WORK INSTRUCTION: Every record below should be retyped exactly, and no picture should appear in the copy.

Records from a data source:
▼
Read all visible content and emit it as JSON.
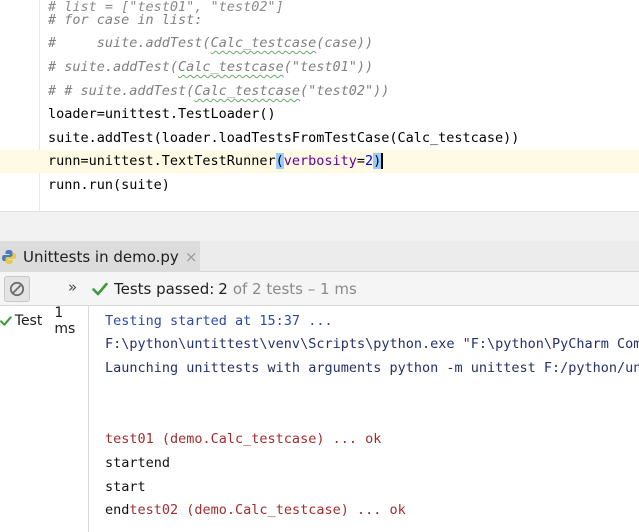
{
  "editor": {
    "lines": [
      {
        "text": "# for case in list:"
      },
      {
        "text": "#     suite.addTest(Calc_testcase(case))"
      },
      {
        "text": "# suite.addTest(Calc_testcase(\"test01\"))"
      },
      {
        "text": "# # suite.addTest(Calc_testcase(\"test02\"))"
      },
      {
        "text": "loader=unittest.TestLoader()"
      },
      {
        "text": "suite.addTest(loader.loadTestsFromTestCase(Calc_testcase))"
      },
      {
        "text": "runn=unittest.TextTestRunner(verbosity=2)"
      },
      {
        "text": "runn.run(suite)"
      }
    ],
    "current_line": {
      "prefix": "runn=unittest.TextTestRunner",
      "open_paren": "(",
      "param": "verbosity",
      "equals": "=",
      "value": "2",
      "close_paren": ")"
    }
  },
  "run_panel": {
    "tab_title": "Unittests in demo.py",
    "close_glyph": "×",
    "toolbar": {
      "more_glyph": "»",
      "status_passed": "Tests passed:",
      "status_count": "2",
      "status_rest": "of 2 tests – 1 ms"
    },
    "tree": {
      "item_label": "Test",
      "item_time": "1 ms"
    },
    "console": [
      {
        "text": "Testing started at 15:37 ...",
        "style": "blue"
      },
      {
        "text": "F:\\python\\untittest\\venv\\Scripts\\python.exe \"F:\\python\\PyCharm Community",
        "style": "darkblue"
      },
      {
        "text": "Launching unittests with arguments python -m unittest F:/python/untittest/",
        "style": "darkblue"
      },
      {
        "text": "test01 (demo.Calc_testcase) ... ok",
        "style": "red"
      },
      {
        "text": "startend",
        "style": "black"
      },
      {
        "text": "start",
        "style": "black"
      },
      {
        "text": "endtest02 (demo.Calc_testcase) ... ok",
        "style": "black"
      }
    ]
  },
  "colors": {
    "pass_green": "#3d9a3d",
    "current_line_bg": "#fffae3",
    "comment_gray": "#808080"
  }
}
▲
TASK OUTPUT:
Read all visible content and emit it as JSON.
{
  "editor": {
    "lines": [
      {
        "text": "# for case in list:"
      },
      {
        "text": "#     suite.addTest(Calc_testcase(case))"
      },
      {
        "text": "# suite.addTest(Calc_testcase(\"test01\"))"
      },
      {
        "text": "# # suite.addTest(Calc_testcase(\"test02\"))"
      },
      {
        "text": "loader=unittest.TestLoader()"
      },
      {
        "text": "suite.addTest(loader.loadTestsFromTestCase(Calc_testcase))"
      },
      {
        "text": "runn=unittest.TextTestRunner(verbosity=2)"
      },
      {
        "text": "runn.run(suite)"
      }
    ],
    "current_line": {
      "prefix": "runn=unittest.TextTestRunner",
      "open_paren": "(",
      "param": "verbosity",
      "equals": "=",
      "value": "2",
      "close_paren": ")"
    }
  },
  "run_panel": {
    "tab_title": "Unittests in demo.py",
    "close_glyph": "×",
    "toolbar": {
      "more_glyph": "»",
      "status_passed": "Tests passed:",
      "status_count": "2",
      "status_rest": "of 2 tests – 1 ms"
    },
    "tree": {
      "item_label": "Test",
      "item_time": "1 ms"
    },
    "console": [
      {
        "text": "Testing started at 15:37 ...",
        "style": "blue"
      },
      {
        "text": "F:\\python\\untittest\\venv\\Scripts\\python.exe \"F:\\python\\PyCharm Community",
        "style": "darkblue"
      },
      {
        "text": "Launching unittests with arguments python -m unittest F:/python/untittest/",
        "style": "darkblue"
      },
      {
        "text": "test01 (demo.Calc_testcase) ... ok",
        "style": "red"
      },
      {
        "text": "startend",
        "style": "black"
      },
      {
        "text": "start",
        "style": "black"
      },
      {
        "text": "endtest02 (demo.Calc_testcase) ... ok",
        "style": "black"
      }
    ]
  },
  "colors": {
    "pass_green": "#3d9a3d",
    "current_line_bg": "#fffae3",
    "comment_gray": "#808080"
  }
}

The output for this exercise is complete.